> _WHAT IS EXPECTED_:
Each entry below is to be returned exactly, with any pictures left out.

> _RECORDS PROVIDED_:
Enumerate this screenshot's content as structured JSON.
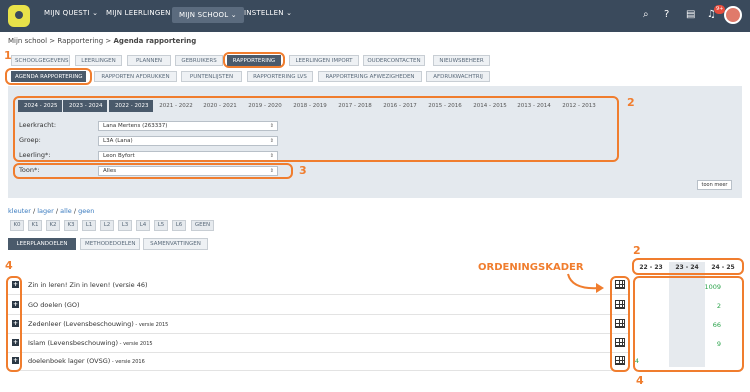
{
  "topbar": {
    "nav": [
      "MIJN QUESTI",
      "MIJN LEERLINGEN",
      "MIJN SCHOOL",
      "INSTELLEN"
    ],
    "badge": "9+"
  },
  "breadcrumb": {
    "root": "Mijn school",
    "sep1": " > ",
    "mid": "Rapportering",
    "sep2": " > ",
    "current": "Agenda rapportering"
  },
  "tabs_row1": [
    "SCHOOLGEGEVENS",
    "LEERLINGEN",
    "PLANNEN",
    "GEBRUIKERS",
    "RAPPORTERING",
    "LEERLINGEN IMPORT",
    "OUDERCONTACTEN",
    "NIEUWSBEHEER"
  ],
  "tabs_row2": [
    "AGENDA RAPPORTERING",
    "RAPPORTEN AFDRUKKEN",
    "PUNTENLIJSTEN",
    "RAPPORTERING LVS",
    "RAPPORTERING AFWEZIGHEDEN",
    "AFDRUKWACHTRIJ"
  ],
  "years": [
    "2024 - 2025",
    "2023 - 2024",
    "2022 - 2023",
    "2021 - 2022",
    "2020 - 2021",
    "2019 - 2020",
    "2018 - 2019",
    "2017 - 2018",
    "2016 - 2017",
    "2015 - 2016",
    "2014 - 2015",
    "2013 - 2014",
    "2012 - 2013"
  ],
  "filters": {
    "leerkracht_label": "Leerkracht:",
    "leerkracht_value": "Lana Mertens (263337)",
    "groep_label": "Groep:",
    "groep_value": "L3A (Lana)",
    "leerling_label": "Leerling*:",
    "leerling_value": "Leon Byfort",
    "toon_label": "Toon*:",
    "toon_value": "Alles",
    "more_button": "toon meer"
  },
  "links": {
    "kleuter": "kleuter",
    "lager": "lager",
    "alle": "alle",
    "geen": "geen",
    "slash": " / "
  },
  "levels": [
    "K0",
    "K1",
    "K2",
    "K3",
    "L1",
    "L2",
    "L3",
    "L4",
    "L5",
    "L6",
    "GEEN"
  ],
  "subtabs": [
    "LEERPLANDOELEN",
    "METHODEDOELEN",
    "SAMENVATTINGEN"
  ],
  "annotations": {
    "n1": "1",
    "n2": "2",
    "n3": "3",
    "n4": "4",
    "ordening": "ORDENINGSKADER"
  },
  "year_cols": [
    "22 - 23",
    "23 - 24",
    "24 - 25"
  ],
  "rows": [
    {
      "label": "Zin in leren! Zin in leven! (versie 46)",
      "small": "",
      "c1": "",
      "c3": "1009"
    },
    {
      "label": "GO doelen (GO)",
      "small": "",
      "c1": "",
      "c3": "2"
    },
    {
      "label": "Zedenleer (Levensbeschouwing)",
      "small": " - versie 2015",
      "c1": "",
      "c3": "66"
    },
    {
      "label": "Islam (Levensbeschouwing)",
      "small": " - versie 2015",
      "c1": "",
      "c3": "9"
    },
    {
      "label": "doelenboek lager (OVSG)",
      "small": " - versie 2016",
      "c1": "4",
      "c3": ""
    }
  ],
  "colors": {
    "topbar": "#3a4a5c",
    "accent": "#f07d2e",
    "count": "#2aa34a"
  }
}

> _OUTPUT BELOW_:
Enumerate this screenshot's content as structured JSON.
{
  "topbar": {
    "nav": [
      "MIJN QUESTI",
      "MIJN LEERLINGEN",
      "MIJN SCHOOL",
      "INSTELLEN"
    ],
    "badge": "9+"
  },
  "breadcrumb": {
    "root": "Mijn school",
    "sep1": " > ",
    "mid": "Rapportering",
    "sep2": " > ",
    "current": "Agenda rapportering"
  },
  "tabs_row1": [
    "SCHOOLGEGEVENS",
    "LEERLINGEN",
    "PLANNEN",
    "GEBRUIKERS",
    "RAPPORTERING",
    "LEERLINGEN IMPORT",
    "OUDERCONTACTEN",
    "NIEUWSBEHEER"
  ],
  "tabs_row2": [
    "AGENDA RAPPORTERING",
    "RAPPORTEN AFDRUKKEN",
    "PUNTENLIJSTEN",
    "RAPPORTERING LVS",
    "RAPPORTERING AFWEZIGHEDEN",
    "AFDRUKWACHTRIJ"
  ],
  "years": [
    "2024 - 2025",
    "2023 - 2024",
    "2022 - 2023",
    "2021 - 2022",
    "2020 - 2021",
    "2019 - 2020",
    "2018 - 2019",
    "2017 - 2018",
    "2016 - 2017",
    "2015 - 2016",
    "2014 - 2015",
    "2013 - 2014",
    "2012 - 2013"
  ],
  "filters": {
    "leerkracht_label": "Leerkracht:",
    "leerkracht_value": "Lana Mertens (263337)",
    "groep_label": "Groep:",
    "groep_value": "L3A (Lana)",
    "leerling_label": "Leerling*:",
    "leerling_value": "Leon Byfort",
    "toon_label": "Toon*:",
    "toon_value": "Alles",
    "more_button": "toon meer"
  },
  "links": {
    "kleuter": "kleuter",
    "lager": "lager",
    "alle": "alle",
    "geen": "geen",
    "slash": " / "
  },
  "levels": [
    "K0",
    "K1",
    "K2",
    "K3",
    "L1",
    "L2",
    "L3",
    "L4",
    "L5",
    "L6",
    "GEEN"
  ],
  "subtabs": [
    "LEERPLANDOELEN",
    "METHODEDOELEN",
    "SAMENVATTINGEN"
  ],
  "annotations": {
    "n1": "1",
    "n2": "2",
    "n3": "3",
    "n4": "4",
    "ordening": "ORDENINGSKADER"
  },
  "year_cols": [
    "22 - 23",
    "23 - 24",
    "24 - 25"
  ],
  "rows": [
    {
      "label": "Zin in leren! Zin in leven! (versie 46)",
      "small": "",
      "c1": "",
      "c3": "1009"
    },
    {
      "label": "GO doelen (GO)",
      "small": "",
      "c1": "",
      "c3": "2"
    },
    {
      "label": "Zedenleer (Levensbeschouwing)",
      "small": " - versie 2015",
      "c1": "",
      "c3": "66"
    },
    {
      "label": "Islam (Levensbeschouwing)",
      "small": " - versie 2015",
      "c1": "",
      "c3": "9"
    },
    {
      "label": "doelenboek lager (OVSG)",
      "small": " - versie 2016",
      "c1": "4",
      "c3": ""
    }
  ],
  "colors": {
    "topbar": "#3a4a5c",
    "accent": "#f07d2e",
    "count": "#2aa34a"
  }
}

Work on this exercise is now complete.